September 21, 2021

Over the past 13 years, White-nose Syndrome (WNS) has caused North American bat population declines and shifted community structure towards species less or unaffected by the disease. Mist-netting, acoustic surveys, and cave count data have been used to document changes in bat presence and activity through site-specific, pre- and post-WNS studies. Management and survey guidance often must be applied at a combined landscape and site-specific scale. Our objective was to explore the relationships among WNS impact, influence of available hibernacula, and environmental factors for the nightly presence of 3 WNS-affected bats: the Indiana bat (Myotis sodalis), northern long-eared bat (M. septentrionalis), and big brown bat (Eptesicus fuscus). We used recordings from 10 acoustic monitoring study areas, each with 3 survey locations across the states of Virginia, West Virginia, Ohio and Kentucky to assess changes in nightly bat presence during the summer of 2017. There were significant positive and negative correlates of broad land-cover categories for presence of all 3 bat species. Our findings also corroborated trends in abundance and distribution patterns found in prior, smaller-scale studies, supporting the relevance of land cover categories in a large-scale acoustic monitoring framework. We observed a negative association between WNS impact-years and nightly northern long-eared bat presence, but low occurrence and patchy distribution reduced our ability to infer strong relationships. Big brown bat presence showed a significant positive relationship with WNS occurrence on the landscape, providing evidence that big brown bats are maintaining populations after years of exposure. Indiana bats were the least-documented species, limiting the strength of our conclusions, but we did observe significant temporal patterns in nightly presence, with higher probabilities of presence earlier in the summer. Our results show the potential efficacy of using a WNS impact metric to predict summer bat presence, inform current U.S. Fish and Wildlife Service acoustic monitoring guidelines, and highlight which environmental variables are relevant for large-scale acoustic monitoring. 

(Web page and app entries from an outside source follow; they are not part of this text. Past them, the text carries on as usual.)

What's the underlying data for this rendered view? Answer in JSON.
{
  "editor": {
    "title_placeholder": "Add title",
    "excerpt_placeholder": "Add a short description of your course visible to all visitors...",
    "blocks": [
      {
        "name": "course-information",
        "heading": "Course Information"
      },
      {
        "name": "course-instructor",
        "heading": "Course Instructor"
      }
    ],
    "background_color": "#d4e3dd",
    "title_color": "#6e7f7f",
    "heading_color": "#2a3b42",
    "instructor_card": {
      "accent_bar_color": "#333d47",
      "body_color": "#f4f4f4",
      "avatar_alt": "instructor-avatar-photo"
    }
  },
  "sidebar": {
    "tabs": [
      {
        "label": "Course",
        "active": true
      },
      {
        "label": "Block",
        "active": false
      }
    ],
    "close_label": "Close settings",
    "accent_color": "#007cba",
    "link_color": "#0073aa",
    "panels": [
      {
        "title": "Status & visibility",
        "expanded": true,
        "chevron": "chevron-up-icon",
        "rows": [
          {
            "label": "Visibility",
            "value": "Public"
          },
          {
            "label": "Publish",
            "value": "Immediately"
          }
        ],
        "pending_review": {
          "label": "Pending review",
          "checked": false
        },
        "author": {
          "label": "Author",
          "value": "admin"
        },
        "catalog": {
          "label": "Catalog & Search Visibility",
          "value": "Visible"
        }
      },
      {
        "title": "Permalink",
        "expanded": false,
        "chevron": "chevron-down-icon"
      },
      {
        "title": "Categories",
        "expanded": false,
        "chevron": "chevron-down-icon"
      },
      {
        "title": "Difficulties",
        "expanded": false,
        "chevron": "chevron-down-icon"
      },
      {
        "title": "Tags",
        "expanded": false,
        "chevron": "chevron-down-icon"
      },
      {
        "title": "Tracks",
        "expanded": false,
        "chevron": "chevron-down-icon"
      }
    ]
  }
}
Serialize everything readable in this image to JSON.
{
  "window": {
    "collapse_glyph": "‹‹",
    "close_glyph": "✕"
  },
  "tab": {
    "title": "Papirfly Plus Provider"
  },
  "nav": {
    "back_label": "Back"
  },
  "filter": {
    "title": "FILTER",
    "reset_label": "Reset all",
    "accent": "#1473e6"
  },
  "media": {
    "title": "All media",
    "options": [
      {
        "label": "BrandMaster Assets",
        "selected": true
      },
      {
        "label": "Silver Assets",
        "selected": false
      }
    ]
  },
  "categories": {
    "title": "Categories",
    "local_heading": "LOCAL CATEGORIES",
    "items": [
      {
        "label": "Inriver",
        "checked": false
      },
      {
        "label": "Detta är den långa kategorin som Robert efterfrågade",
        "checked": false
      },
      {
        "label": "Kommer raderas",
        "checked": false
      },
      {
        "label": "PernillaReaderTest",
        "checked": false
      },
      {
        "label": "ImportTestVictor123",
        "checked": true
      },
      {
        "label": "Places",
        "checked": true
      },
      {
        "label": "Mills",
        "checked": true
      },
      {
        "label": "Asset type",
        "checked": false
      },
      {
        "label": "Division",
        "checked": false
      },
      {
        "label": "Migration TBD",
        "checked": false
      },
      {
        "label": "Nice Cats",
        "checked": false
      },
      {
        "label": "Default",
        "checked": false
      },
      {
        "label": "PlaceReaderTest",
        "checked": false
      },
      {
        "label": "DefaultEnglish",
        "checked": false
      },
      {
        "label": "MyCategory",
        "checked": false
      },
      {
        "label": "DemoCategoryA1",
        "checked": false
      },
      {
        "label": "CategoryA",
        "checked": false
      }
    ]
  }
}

Publication Year 2021
Title White-nose Syndrome and environmental correlates to landscape-scale bat presence
DOI 10.1002/wsb.1215
Authors Elaine L. Barr, Alexander Silvis, Mike P. Armstrong, W. Mark Ford
Publication Type Article
Publication Subtype Journal Article
Series Title Wildlife Society Bulletin
Index ID 70227095
Record Source USGS Publications Warehouse
USGS Organization Coop Res Unit Leetown